*** Opening of Data excerpts ***

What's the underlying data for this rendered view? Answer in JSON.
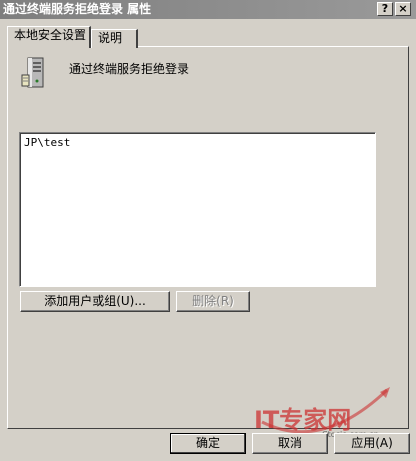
{
  "window": {
    "title": "通过终端服务拒绝登录 属性",
    "help_glyph": "?",
    "close_glyph": "×"
  },
  "tabs": [
    {
      "label": "本地安全设置"
    },
    {
      "label": "说明"
    }
  ],
  "policy": {
    "name": "通过终端服务拒绝登录",
    "icon": "server-icon"
  },
  "accounts": [
    "JP\\test"
  ],
  "buttons": {
    "add": "添加用户或组(U)...",
    "remove": "删除(R)",
    "ok": "确定",
    "cancel": "取消",
    "apply": "应用(A)"
  },
  "watermark": {
    "brand": "IT专家网",
    "domain": "Ctocio.com.cn"
  },
  "colors": {
    "face": "#d4d0c8",
    "titlebar": "#808080",
    "watermark": "#cc3333"
  }
}
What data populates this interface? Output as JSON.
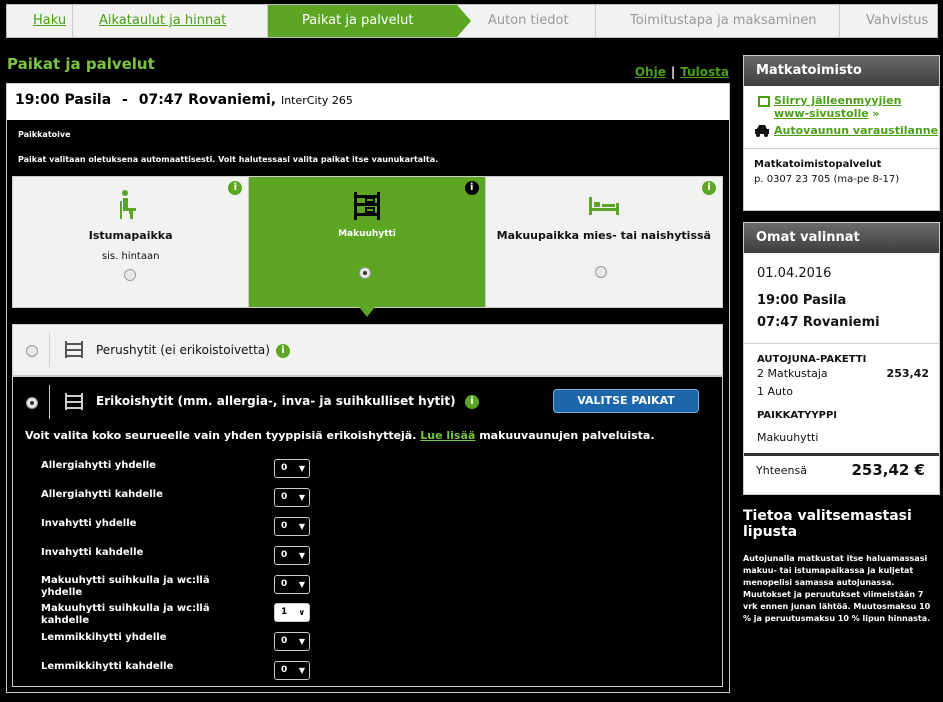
{
  "steps": [
    {
      "label": "Haku",
      "state": "link"
    },
    {
      "label": "Aikataulut ja hinnat",
      "state": "link"
    },
    {
      "label": "Paikat ja palvelut",
      "state": "active"
    },
    {
      "label": "Auton tiedot",
      "state": "todo"
    },
    {
      "label": "Toimitustapa ja maksaminen",
      "state": "todo"
    },
    {
      "label": "Vahvistus",
      "state": "todo"
    }
  ],
  "page_title": "Paikat ja palvelut",
  "help": {
    "ohje": "Ohje",
    "sep": "|",
    "tulosta": "Tulosta"
  },
  "train": {
    "dep": "19:00 Pasila",
    "dash": "-",
    "arr": "07:47 Rovaniemi,",
    "type": "InterCity 265"
  },
  "instr": {
    "line1": "Paikkatoive",
    "line2": "Paikat valitaan oletuksena automaattisesti. Voit halutessasi valita paikat itse vaunukartalta."
  },
  "types": [
    {
      "label": "Istumapaikka",
      "sub": "sis. hintaan",
      "selected": false
    },
    {
      "label": "Makuuhytti",
      "sub": "",
      "selected": true
    },
    {
      "label": "Makuupaikka mies- tai naishytissä",
      "sub": "",
      "selected": false
    }
  ],
  "cabin1": {
    "label": "Perushytit (ei erikoistoivetta)"
  },
  "cabin2": {
    "label": "Erikoishytit (mm. allergia-, inva- ja suihkulliset hytit)",
    "button": "VALITSE PAIKAT",
    "note_a": "Voit valita koko seurueelle vain yhden tyyppisiä erikoishyttejä.",
    "note_link": "Lue lisää",
    "note_b": "makuuvaunujen palveluista."
  },
  "rows": [
    {
      "label": "Allergiahytti yhdelle",
      "value": "0"
    },
    {
      "label": "Allergiahytti kahdelle",
      "value": "0"
    },
    {
      "label": "Invahytti yhdelle",
      "value": "0"
    },
    {
      "label": "Invahytti kahdelle",
      "value": "0"
    },
    {
      "label": "Makuuhytti suihkulla ja wc:llä yhdelle",
      "value": "0"
    },
    {
      "label": "Makuuhytti suihkulla ja wc:llä kahdelle",
      "value": "1"
    },
    {
      "label": "Lemmikkihytti yhdelle",
      "value": "0"
    },
    {
      "label": "Lemmikkihytti kahdelle",
      "value": "0"
    }
  ],
  "agency": {
    "title": "Matkatoimisto",
    "link1": "Siirry jälleenmyyjien www-sivustolle",
    "arrow": "»",
    "link2": "Autovaunun varaustilanne",
    "service_title": "Matkatoimistopalvelut",
    "phone": "p. 0307 23 705 (ma-pe 8-17)"
  },
  "choices": {
    "title": "Omat valinnat",
    "date": "01.04.2016",
    "dep": "19:00 Pasila",
    "arr": "07:47 Rovaniemi",
    "package": "AUTOJUNA-PAKETTI",
    "travellers": "2 Matkustaja",
    "price": "253,42",
    "car": "1 Auto",
    "seat_type_h": "PAIKKATYYPPI",
    "seat_type": "Makuuhytti",
    "total_label": "Yhteensä",
    "total": "253,42 €"
  },
  "ticket": {
    "title": "Tietoa valitsemastasi lipusta",
    "text": "Autojunalla matkustat itse haluamassasi makuu- tai istumapaikassa ja kuljetat menopelisi samassa autojunassa. Muutokset ja peruutukset viimeistään 7 vrk ennen junan lähtöä. Muutosmaksu 10 % ja peruutusmaksu 10 % lipun hinnasta."
  },
  "colors": {
    "green": "#5ca624",
    "light_green": "#7bc43f",
    "blue_button": "#1c66a9"
  }
}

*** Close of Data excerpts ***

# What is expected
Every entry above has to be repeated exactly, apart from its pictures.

# Response area
What's the underlying data for this rendered view? Answer in JSON.
{
  "window": {
    "title": "通过终端服务拒绝登录 属性",
    "help_glyph": "?",
    "close_glyph": "×"
  },
  "tabs": [
    {
      "label": "本地安全设置"
    },
    {
      "label": "说明"
    }
  ],
  "policy": {
    "name": "通过终端服务拒绝登录",
    "icon": "server-icon"
  },
  "accounts": [
    "JP\\test"
  ],
  "buttons": {
    "add": "添加用户或组(U)...",
    "remove": "删除(R)",
    "ok": "确定",
    "cancel": "取消",
    "apply": "应用(A)"
  },
  "watermark": {
    "brand": "IT专家网",
    "domain": "Ctocio.com.cn"
  },
  "colors": {
    "face": "#d4d0c8",
    "titlebar": "#808080",
    "watermark": "#cc3333"
  }
}
What data populates this interface? Output as JSON.
{
  "steps": [
    {
      "label": "Haku",
      "state": "link"
    },
    {
      "label": "Aikataulut ja hinnat",
      "state": "link"
    },
    {
      "label": "Paikat ja palvelut",
      "state": "active"
    },
    {
      "label": "Auton tiedot",
      "state": "todo"
    },
    {
      "label": "Toimitustapa ja maksaminen",
      "state": "todo"
    },
    {
      "label": "Vahvistus",
      "state": "todo"
    }
  ],
  "page_title": "Paikat ja palvelut",
  "help": {
    "ohje": "Ohje",
    "sep": "|",
    "tulosta": "Tulosta"
  },
  "train": {
    "dep": "19:00 Pasila",
    "dash": "-",
    "arr": "07:47 Rovaniemi,",
    "type": "InterCity 265"
  },
  "instr": {
    "line1": "Paikkatoive",
    "line2": "Paikat valitaan oletuksena automaattisesti. Voit halutessasi valita paikat itse vaunukartalta."
  },
  "types": [
    {
      "label": "Istumapaikka",
      "sub": "sis. hintaan",
      "selected": false
    },
    {
      "label": "Makuuhytti",
      "sub": "",
      "selected": true
    },
    {
      "label": "Makuupaikka mies- tai naishytissä",
      "sub": "",
      "selected": false
    }
  ],
  "cabin1": {
    "label": "Perushytit (ei erikoistoivetta)"
  },
  "cabin2": {
    "label": "Erikoishytit (mm. allergia-, inva- ja suihkulliset hytit)",
    "button": "VALITSE PAIKAT",
    "note_a": "Voit valita koko seurueelle vain yhden tyyppisiä erikoishyttejä.",
    "note_link": "Lue lisää",
    "note_b": "makuuvaunujen palveluista."
  },
  "rows": [
    {
      "label": "Allergiahytti yhdelle",
      "value": "0"
    },
    {
      "label": "Allergiahytti kahdelle",
      "value": "0"
    },
    {
      "label": "Invahytti yhdelle",
      "value": "0"
    },
    {
      "label": "Invahytti kahdelle",
      "value": "0"
    },
    {
      "label": "Makuuhytti suihkulla ja wc:llä yhdelle",
      "value": "0"
    },
    {
      "label": "Makuuhytti suihkulla ja wc:llä kahdelle",
      "value": "1"
    },
    {
      "label": "Lemmikkihytti yhdelle",
      "value": "0"
    },
    {
      "label": "Lemmikkihytti kahdelle",
      "value": "0"
    }
  ],
  "agency": {
    "title": "Matkatoimisto",
    "link1": "Siirry jälleenmyyjien www-sivustolle",
    "arrow": "»",
    "link2": "Autovaunun varaustilanne",
    "service_title": "Matkatoimistopalvelut",
    "phone": "p. 0307 23 705 (ma-pe 8-17)"
  },
  "choices": {
    "title": "Omat valinnat",
    "date": "01.04.2016",
    "dep": "19:00 Pasila",
    "arr": "07:47 Rovaniemi",
    "package": "AUTOJUNA-PAKETTI",
    "travellers": "2 Matkustaja",
    "price": "253,42",
    "car": "1 Auto",
    "seat_type_h": "PAIKKATYYPPI",
    "seat_type": "Makuuhytti",
    "total_label": "Yhteensä",
    "total": "253,42 €"
  },
  "ticket": {
    "title": "Tietoa valitsemastasi lipusta",
    "text": "Autojunalla matkustat itse haluamassasi makuu- tai istumapaikassa ja kuljetat menopelisi samassa autojunassa. Muutokset ja peruutukset viimeistään 7 vrk ennen junan lähtöä. Muutosmaksu 10 % ja peruutusmaksu 10 % lipun hinnasta."
  },
  "colors": {
    "green": "#5ca624",
    "light_green": "#7bc43f",
    "blue_button": "#1c66a9"
  }
}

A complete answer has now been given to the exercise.